:: Task to complete ::
When scanning the data, count every line with "structured" in it, and report only the resulting number.

:: Data under study ::

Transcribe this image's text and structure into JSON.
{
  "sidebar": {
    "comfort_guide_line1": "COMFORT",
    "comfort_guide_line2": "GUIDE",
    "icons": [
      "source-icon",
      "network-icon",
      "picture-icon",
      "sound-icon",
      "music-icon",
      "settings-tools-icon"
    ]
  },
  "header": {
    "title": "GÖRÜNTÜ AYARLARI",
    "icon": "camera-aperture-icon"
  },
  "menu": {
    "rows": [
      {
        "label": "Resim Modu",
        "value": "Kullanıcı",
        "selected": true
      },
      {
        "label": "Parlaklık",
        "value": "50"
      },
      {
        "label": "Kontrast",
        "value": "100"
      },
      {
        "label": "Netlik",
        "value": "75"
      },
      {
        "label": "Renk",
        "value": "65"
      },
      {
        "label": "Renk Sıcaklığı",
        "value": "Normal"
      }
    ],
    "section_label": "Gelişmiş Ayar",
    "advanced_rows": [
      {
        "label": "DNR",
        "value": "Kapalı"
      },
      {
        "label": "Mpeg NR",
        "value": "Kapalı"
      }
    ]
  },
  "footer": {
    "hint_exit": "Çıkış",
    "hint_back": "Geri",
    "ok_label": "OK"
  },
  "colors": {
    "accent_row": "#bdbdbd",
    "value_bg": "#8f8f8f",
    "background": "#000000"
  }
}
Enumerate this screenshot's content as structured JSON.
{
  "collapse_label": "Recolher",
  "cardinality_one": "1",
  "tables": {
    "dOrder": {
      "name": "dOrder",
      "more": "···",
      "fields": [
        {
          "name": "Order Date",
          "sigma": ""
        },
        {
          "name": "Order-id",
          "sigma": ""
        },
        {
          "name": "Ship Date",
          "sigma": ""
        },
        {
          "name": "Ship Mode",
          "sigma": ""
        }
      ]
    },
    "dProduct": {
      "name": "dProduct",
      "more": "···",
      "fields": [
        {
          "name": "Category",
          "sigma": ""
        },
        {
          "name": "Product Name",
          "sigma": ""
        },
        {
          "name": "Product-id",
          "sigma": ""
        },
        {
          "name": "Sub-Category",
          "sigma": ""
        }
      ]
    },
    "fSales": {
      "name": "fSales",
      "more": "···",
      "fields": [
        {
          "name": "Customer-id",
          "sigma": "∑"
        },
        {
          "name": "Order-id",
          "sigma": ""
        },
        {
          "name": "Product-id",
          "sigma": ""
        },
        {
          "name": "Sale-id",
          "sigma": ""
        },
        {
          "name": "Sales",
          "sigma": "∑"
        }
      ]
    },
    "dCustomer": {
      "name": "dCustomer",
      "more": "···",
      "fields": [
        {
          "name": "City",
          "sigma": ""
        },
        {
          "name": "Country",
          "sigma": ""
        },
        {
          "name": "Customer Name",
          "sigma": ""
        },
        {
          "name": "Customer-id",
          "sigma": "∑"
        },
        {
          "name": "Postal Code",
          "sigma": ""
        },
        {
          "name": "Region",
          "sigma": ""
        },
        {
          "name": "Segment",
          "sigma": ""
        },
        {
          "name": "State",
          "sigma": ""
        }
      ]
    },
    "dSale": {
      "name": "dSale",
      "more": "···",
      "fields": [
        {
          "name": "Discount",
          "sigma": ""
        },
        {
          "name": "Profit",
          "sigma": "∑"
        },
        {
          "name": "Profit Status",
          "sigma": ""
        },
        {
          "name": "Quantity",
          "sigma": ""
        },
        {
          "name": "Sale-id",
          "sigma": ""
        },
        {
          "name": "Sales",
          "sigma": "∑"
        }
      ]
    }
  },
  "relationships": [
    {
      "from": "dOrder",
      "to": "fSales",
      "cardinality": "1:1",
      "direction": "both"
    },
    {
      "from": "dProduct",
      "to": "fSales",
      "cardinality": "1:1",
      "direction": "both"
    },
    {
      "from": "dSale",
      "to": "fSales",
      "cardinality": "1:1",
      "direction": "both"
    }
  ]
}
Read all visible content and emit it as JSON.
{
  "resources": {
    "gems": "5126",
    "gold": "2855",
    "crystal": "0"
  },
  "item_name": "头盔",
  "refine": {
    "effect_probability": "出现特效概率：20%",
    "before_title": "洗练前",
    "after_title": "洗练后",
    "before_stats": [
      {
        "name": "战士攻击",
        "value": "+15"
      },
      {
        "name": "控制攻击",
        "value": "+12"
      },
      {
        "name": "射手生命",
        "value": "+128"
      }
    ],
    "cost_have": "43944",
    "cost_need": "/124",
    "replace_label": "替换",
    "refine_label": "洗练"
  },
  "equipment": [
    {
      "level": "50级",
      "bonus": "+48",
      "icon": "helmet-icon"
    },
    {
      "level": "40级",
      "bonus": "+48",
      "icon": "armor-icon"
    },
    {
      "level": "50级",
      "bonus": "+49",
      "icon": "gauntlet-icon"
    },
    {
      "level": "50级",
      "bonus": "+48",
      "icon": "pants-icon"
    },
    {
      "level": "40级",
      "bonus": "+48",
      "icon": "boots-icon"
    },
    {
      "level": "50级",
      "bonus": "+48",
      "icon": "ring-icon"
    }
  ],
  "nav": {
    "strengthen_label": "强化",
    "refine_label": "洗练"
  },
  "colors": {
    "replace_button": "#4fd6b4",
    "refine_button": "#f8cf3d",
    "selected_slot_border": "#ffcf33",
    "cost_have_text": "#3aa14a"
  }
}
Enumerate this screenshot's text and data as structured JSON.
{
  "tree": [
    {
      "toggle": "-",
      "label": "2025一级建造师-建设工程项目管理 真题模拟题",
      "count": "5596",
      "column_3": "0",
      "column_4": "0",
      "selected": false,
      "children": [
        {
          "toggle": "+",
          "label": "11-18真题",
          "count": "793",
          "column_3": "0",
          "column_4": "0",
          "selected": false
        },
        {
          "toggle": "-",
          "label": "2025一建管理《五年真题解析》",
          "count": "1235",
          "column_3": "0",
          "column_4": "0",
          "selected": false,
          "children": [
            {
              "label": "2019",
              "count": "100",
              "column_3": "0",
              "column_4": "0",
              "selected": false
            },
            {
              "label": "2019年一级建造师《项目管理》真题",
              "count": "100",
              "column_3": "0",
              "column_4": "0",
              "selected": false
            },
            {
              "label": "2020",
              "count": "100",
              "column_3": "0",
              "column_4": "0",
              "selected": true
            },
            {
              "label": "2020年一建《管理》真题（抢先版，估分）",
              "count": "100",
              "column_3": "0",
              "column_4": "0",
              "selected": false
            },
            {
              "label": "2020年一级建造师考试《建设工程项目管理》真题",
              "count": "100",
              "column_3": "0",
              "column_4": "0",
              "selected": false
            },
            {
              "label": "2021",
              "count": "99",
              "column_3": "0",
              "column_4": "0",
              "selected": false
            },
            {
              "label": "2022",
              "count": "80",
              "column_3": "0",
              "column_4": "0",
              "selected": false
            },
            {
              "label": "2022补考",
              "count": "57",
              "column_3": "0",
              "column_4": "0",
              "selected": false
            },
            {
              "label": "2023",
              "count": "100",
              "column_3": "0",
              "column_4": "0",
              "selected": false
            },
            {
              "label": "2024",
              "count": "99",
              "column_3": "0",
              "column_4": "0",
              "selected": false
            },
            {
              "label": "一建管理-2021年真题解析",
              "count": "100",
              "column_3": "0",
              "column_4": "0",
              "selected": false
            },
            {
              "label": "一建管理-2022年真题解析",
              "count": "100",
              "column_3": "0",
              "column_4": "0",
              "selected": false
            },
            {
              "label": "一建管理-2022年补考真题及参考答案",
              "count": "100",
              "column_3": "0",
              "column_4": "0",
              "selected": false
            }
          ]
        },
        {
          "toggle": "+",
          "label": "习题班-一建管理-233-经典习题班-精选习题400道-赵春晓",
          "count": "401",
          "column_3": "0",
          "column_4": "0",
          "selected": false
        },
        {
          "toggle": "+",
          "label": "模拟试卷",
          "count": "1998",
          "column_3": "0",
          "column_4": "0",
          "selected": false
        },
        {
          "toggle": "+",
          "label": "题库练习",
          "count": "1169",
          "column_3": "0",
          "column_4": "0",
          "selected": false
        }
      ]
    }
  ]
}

:: Exercise result ::
2